This is probably the nature of the beast: there is always something unsavoury about the act of spending. It is something we would, in fact, rather avoid. We are forced to weigh the merits of each individual purchase whenever we acquire and pay for something at the same time. Subconsciously, this even happens when we do not really question, for example, whether we should pay for a tram ticket or if the fare is reasonable.
But it is more than a psychological hurdle that gets in the way of making a payment. Who has never ‘accidentally’ boarded a tram without buying a ticket simply because they were too short of time to bother with the ticket machine? Do we go to the gym regularly because we have bought an expensive membership? Do we use our phones with reckless abandon because our flat-rate plan opened the gate for doing so? Or who occasionally buys something online because the delivery is apparently free of charge? These examples show how the specific settlement and payment model influences our consumer and buying habits.
Influencing the payment process
Bundles, flat rates, subscriptions, memberships – these well-established models are successful ways to influence the payment process. They eliminate – or at least reduce – payment hurdles for purchasing a given product or service. Conversely, the hurdle presented by the initial decision to buy becomes that much higher. And this is no surprise because these models bring up additional uncertainties for consumers: am I actually paying too much for the bundle or flat rate plan? Will my subscription tie me down for too long? Should I really become a member here? All I really want is to pay less.
Just grab and go!
As consumers, we really do not want all of these obstacles. It took yet another one of those radical Internet companies to recognise what the customer really wants and adapt accordingly: ‘No lines, no checkout – just grab and go!’ True to this slogan, Amazon Go has, perhaps a bit boastfully, introduced ‘the world’s most advanced shopping technology’. How this differs from the rather clumsy self-checkout solutions offered by large distributors is striking.

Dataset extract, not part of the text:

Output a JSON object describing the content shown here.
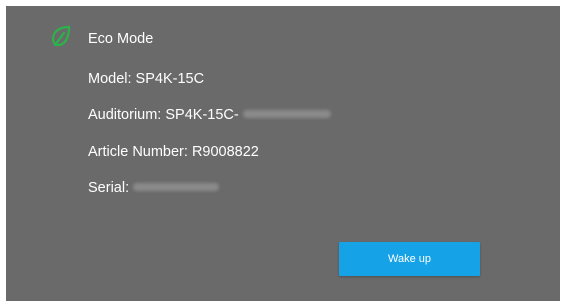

All the customer needs is an Amazon account. When entering the store, they ‘scan’ themselves in with their phone, pick out their groceries and then leave the store. Cameras and sensors record the products that the customer has bought and the total is charged to their Amazon account.
Seamless payment – the better solution
A supermarket without checkout lines is an example of a seamless payment solution. Instead of the customer, the provider initiates the payment using the payment method selected ahead of time. The goal is nothing less than to radically simplify the recurring payment transactions for the customer – without being tied to certain products, fixed subscription periods or having to agree to receive advertisements. It is up to the providers to decide whether to continue selling goods and services using the same business model or whether to make use of innovations available through seamless payment.
Conservative or innovative?
In 2018, the seamless payment solutions for the Swiss public transport sector have clearly demonstrated this: Zurich’s public transport association (ZVV), for instance, launched its convenient ticketing app. At first, tickets could only be purchased before starting a journey and with a set destination – much like conventional tickets.
The FAIRTIQ and lezzgo apps have now added innovation to the public transport business model. A new ticket is issued for each journey, without requiring the passenger to already make a decision about their first destination and any additional journeys. This is because the settlement is carried out only after all of the day’s trips have been recorded by the system so that the optimal fare can be calculated for the passenger.
The significance of this new system is underestimated. The fact is that we use public transport only with reserve – our travel habits by bike or with our own cars are much more spontaneous. The new billing model grants public transport passengers the same convenience that is otherwise only available to holders of a GA travel card. Paywalls are replaced by a psychological net gain.
The E-Commerce Report Switzerland 2018 discusses seamless payment in detail and presents five case studies of solutions that have already been implemented. The complete study report is available free of charge here: www.commerce-report.ch/en/study-archive/